The ups and downs of celebrity relationships keep tabloids gossip pages busy on a minute-to-minute basis. Fortunately, there’s an almost endless amount of material as every couple of days a boldface name is breaking up, making up, or seen “canoodling”. 

Last Friday the big celeb relationship news was that Jennifer Lopez and Marc Anthony were calling time on their marriage. The duo, married for seven years and the parents of three-year-old twins, announced the end of their union via press release. 

While it may seem that divorce is an occupational hazard for celebrities—this is bust-up number three for Lopez and number two for Anthony— that may be because there’s no tabloid magazine devoted to the private lives of dancers and choreographers, occupations which, according to a 2010 study (via The Star), represent professions with the highest rates of divorce. 

Researchers at the University of Radford in Virginia drew on census data from the year 2000 to see if there were connections between career path and romantic turmoil. What professions turned out to have the greater correlation with marital unhappiness in the year 2000? According to the researchers, dancers and choreographers had a 43.5 per cent higher risk of divorce. 

Other professions that showed increased risk (in descending order), bartenders, massage therapists, casino/gaming workers, factory workers and telephone operators. 

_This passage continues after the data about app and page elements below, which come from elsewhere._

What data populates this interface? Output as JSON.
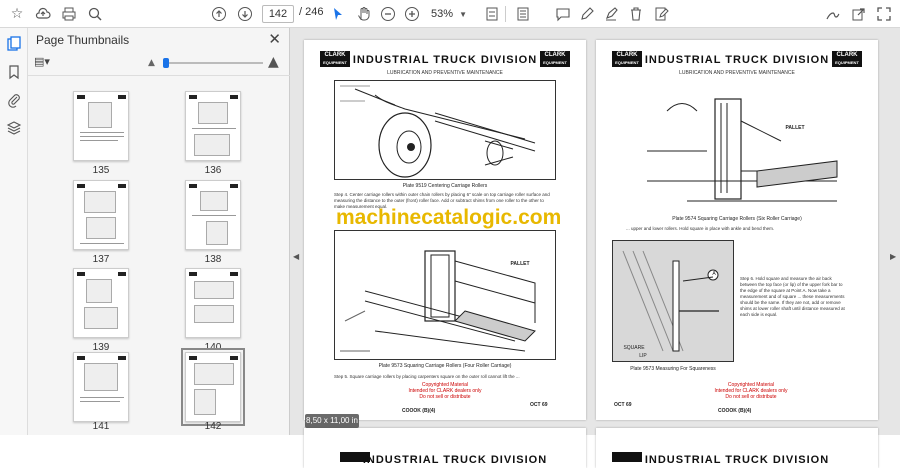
{
  "toolbar": {
    "page_current": "142",
    "page_total": "/ 246",
    "zoom": "53%"
  },
  "thumbnails_panel": {
    "title": "Page Thumbnails",
    "items": [
      {
        "label": "135"
      },
      {
        "label": "136"
      },
      {
        "label": "137"
      },
      {
        "label": "138"
      },
      {
        "label": "139"
      },
      {
        "label": "140"
      },
      {
        "label": "141"
      },
      {
        "label": "142"
      }
    ],
    "selected_page": "142"
  },
  "left_page": {
    "division_title": "INDUSTRIAL TRUCK DIVISION",
    "logo_text_1": "CLARK",
    "logo_text_2": "EQUIPMENT",
    "subtitle": "LUBRICATION AND PREVENTIVE MAINTENANCE",
    "plate_top": "Plate 9519 Centering Carriage Rollers",
    "step_text": "Step 4. Center carriage rollers within outer chain rollers by placing 6\" scale on top carriage roller surface and measuring the distance to the outer (front) roller face. Add or subtract shims from one roller to the other to make measurement equal.",
    "pallet_label": "PALLET",
    "plate_bottom": "Plate 9573 Squaring Carriage Rollers (Four Roller Carriage)",
    "step5_text": "Step 5. Square carriage rollers by placing carpenters square on the outer roll cannot lift the ...",
    "copyright": "Copyrighted Material\nIntended for CLARK dealers only\nDo not sell or distribute",
    "footer_left": "COOOK (B)(4)",
    "footer_right": "OCT 69"
  },
  "right_page": {
    "division_title": "INDUSTRIAL TRUCK DIVISION",
    "logo_text_1": "CLARK",
    "logo_text_2": "EQUIPMENT",
    "subtitle": "LUBRICATION AND PREVENTIVE MAINTENANCE",
    "pallet_label": "PALLET",
    "plate_top": "Plate 9574 Squaring Carriage Rollers (Six Roller Carriage)",
    "step_text": "... upper and lower rollers. Hold square in place with ankle and bend them.",
    "step6_text": "Step 6. Hold square and measure the air back between the top face (or lip) of the upper fork bar to the edge of the square at Point A. Now take a measurement and of square ... these measurements should be the same. If they are not, add or remove shims at lower roller shaft until distance measured at each side is equal.",
    "label_a": "A",
    "label_square": "SQUARE",
    "label_lip": "LIP",
    "plate_bottom": "Plate 9573 Measuring For Squareness",
    "copyright": "Copyrighted Material\nIntended for CLARK dealers only\nDo not sell or distribute",
    "footer_left": "OCT 69",
    "footer_right": "COOOK (B)(4)"
  },
  "next_page_title": "INDUSTRIAL TRUCK DIVISION",
  "watermark": "machinecatalogic.com",
  "page_size_badge": "8,50 x 11,00 in"
}
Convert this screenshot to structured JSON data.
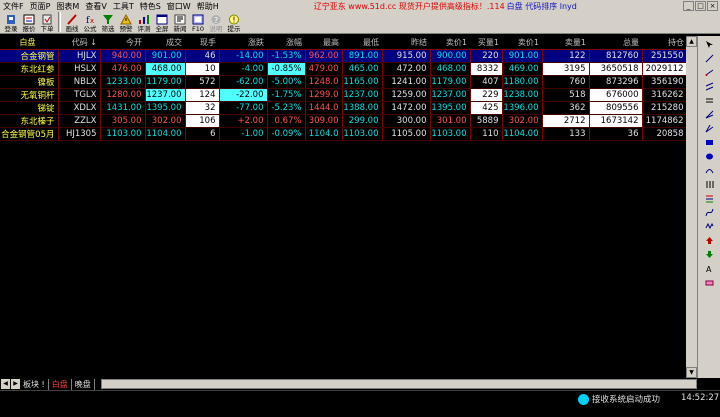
{
  "menu": {
    "items": [
      "文件F",
      "页面P",
      "图表M",
      "查看V",
      "工具T",
      "特色S",
      "窗口W",
      "帮助H"
    ],
    "ad_text": "辽宁亚东 www.51d.cc 现货开户提供高级指标！.114",
    "sort_info": "白盘 代码排序 lnyd"
  },
  "window_buttons": [
    "_",
    "□",
    "×"
  ],
  "toolbar": [
    {
      "label": "登录",
      "icon": "login-icon",
      "disabled": false
    },
    {
      "label": "报价",
      "icon": "quote-icon",
      "disabled": false
    },
    {
      "label": "下单",
      "icon": "order-icon",
      "disabled": false
    },
    {
      "label": "画线",
      "icon": "draw-line-icon",
      "disabled": false
    },
    {
      "label": "公式",
      "icon": "formula-icon",
      "disabled": false
    },
    {
      "label": "筛选",
      "icon": "filter-icon",
      "disabled": false
    },
    {
      "label": "预警",
      "icon": "alert-icon",
      "disabled": false
    },
    {
      "label": "评测",
      "icon": "evaluate-icon",
      "disabled": false
    },
    {
      "label": "全屏",
      "icon": "fullscreen-icon",
      "disabled": false
    },
    {
      "label": "新闻",
      "icon": "news-icon",
      "disabled": false
    },
    {
      "label": "F10",
      "icon": "f10-icon",
      "disabled": false
    },
    {
      "label": "说明",
      "icon": "explain-icon",
      "disabled": true
    },
    {
      "label": "提示",
      "icon": "tip-icon",
      "disabled": false
    }
  ],
  "table": {
    "columns": [
      "白盘",
      "代码 ↓",
      "今开",
      "成交",
      "现手",
      "涨跌",
      "涨幅",
      "最高",
      "最低",
      "昨结",
      "卖价1",
      "买量1",
      "卖价1",
      "卖量1",
      "总量",
      "持仓"
    ],
    "rows": [
      {
        "name": "合金钢管",
        "code": "HJLX",
        "open": "940.00",
        "price": "901.00",
        "vol": "46",
        "chg": "-14.00",
        "pct": "-1.53%",
        "high": "962.00",
        "low": "891.00",
        "settle": "915.00",
        "bid": "900.00",
        "bidvol": "220",
        "ask": "901.00",
        "askvol": "122",
        "total": "812760",
        "oi": "251550"
      },
      {
        "name": "东北红参",
        "code": "HSLX",
        "open": "476.00",
        "price": "468.00",
        "vol": "10",
        "chg": "-4.00",
        "pct": "-0.85%",
        "high": "479.00",
        "low": "465.00",
        "settle": "472.00",
        "bid": "468.00",
        "bidvol": "8332",
        "ask": "469.00",
        "askvol": "3195",
        "total": "3650518",
        "oi": "2029112"
      },
      {
        "name": "镍板",
        "code": "NBLX",
        "open": "1233.00",
        "price": "1179.00",
        "vol": "572",
        "chg": "-62.00",
        "pct": "-5.00%",
        "high": "1248.0",
        "low": "1165.00",
        "settle": "1241.00",
        "bid": "1179.00",
        "bidvol": "407",
        "ask": "1180.00",
        "askvol": "760",
        "total": "873296",
        "oi": "356190"
      },
      {
        "name": "无氧铜杆",
        "code": "TGLX",
        "open": "1280.00",
        "price": "1237.00",
        "vol": "124",
        "chg": "-22.00",
        "pct": "-1.75%",
        "high": "1299.0",
        "low": "1237.00",
        "settle": "1259.00",
        "bid": "1237.00",
        "bidvol": "229",
        "ask": "1238.00",
        "askvol": "518",
        "total": "676000",
        "oi": "316262"
      },
      {
        "name": "锑锭",
        "code": "XDLX",
        "open": "1431.00",
        "price": "1395.00",
        "vol": "32",
        "chg": "-77.00",
        "pct": "-5.23%",
        "high": "1444.0",
        "low": "1388.00",
        "settle": "1472.00",
        "bid": "1395.00",
        "bidvol": "425",
        "ask": "1396.00",
        "askvol": "362",
        "total": "809556",
        "oi": "215280"
      },
      {
        "name": "东北榛子",
        "code": "ZZLX",
        "open": "305.00",
        "price": "302.00",
        "vol": "106",
        "chg": "+2.00",
        "pct": "0.67%",
        "high": "309.00",
        "low": "299.00",
        "settle": "300.00",
        "bid": "301.00",
        "bidvol": "5889",
        "ask": "302.00",
        "askvol": "2712",
        "total": "1673142",
        "oi": "1174862"
      },
      {
        "name": "合金钢管05月",
        "code": "HJ1305",
        "open": "1103.00",
        "price": "1104.00",
        "vol": "6",
        "chg": "-1.00",
        "pct": "-0.09%",
        "high": "1104.0",
        "low": "1103.00",
        "settle": "1105.00",
        "bid": "1103.00",
        "bidvol": "110",
        "ask": "1104.00",
        "askvol": "133",
        "total": "36",
        "oi": "20858"
      }
    ]
  },
  "tabs": [
    {
      "label": "板块 !",
      "active": false
    },
    {
      "label": "白盘",
      "active": true
    },
    {
      "label": "晚盘",
      "active": false
    }
  ],
  "status": {
    "message": "接收系统启动成功",
    "time": "14:52:27"
  },
  "colors": {
    "up": "#ff5050",
    "down": "#00e0e0",
    "highlight_cyan": "#50ffff",
    "name_yellow": "#ffff40",
    "selection": "#000080"
  }
}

The study doesn’t say why these professions tend to result in more breakups, though there’s probably plenty of anecdotal evidence out there waiting to be unleashed. (I’ve known a few bartenders, and while I’m no scientist, I get why they made No. 2 on the list. And I personally want to hear from the people who’ve loved and lost a telephone operator.) 

The study also ranked professions that have the lowest rate of divorce. So who qualifies for employee of the month in the commitment stakes? Media and communications equipment workers, a.k.a. the guy that hooked up your satellite dish, or the lady that installed that second phone line, had a near perfect marital record with almost no chance of divorce. Agricultural engineers, optometrists, podiatrists, transit and railroad police and clergy also made the list. 

Given the choice between commitment-phobic dancers or loyal podiatrists, to whom would you pledge your eternal love? Hmm. Suddenly Latin singing sensation Marc Anthony isn’t looking so bad.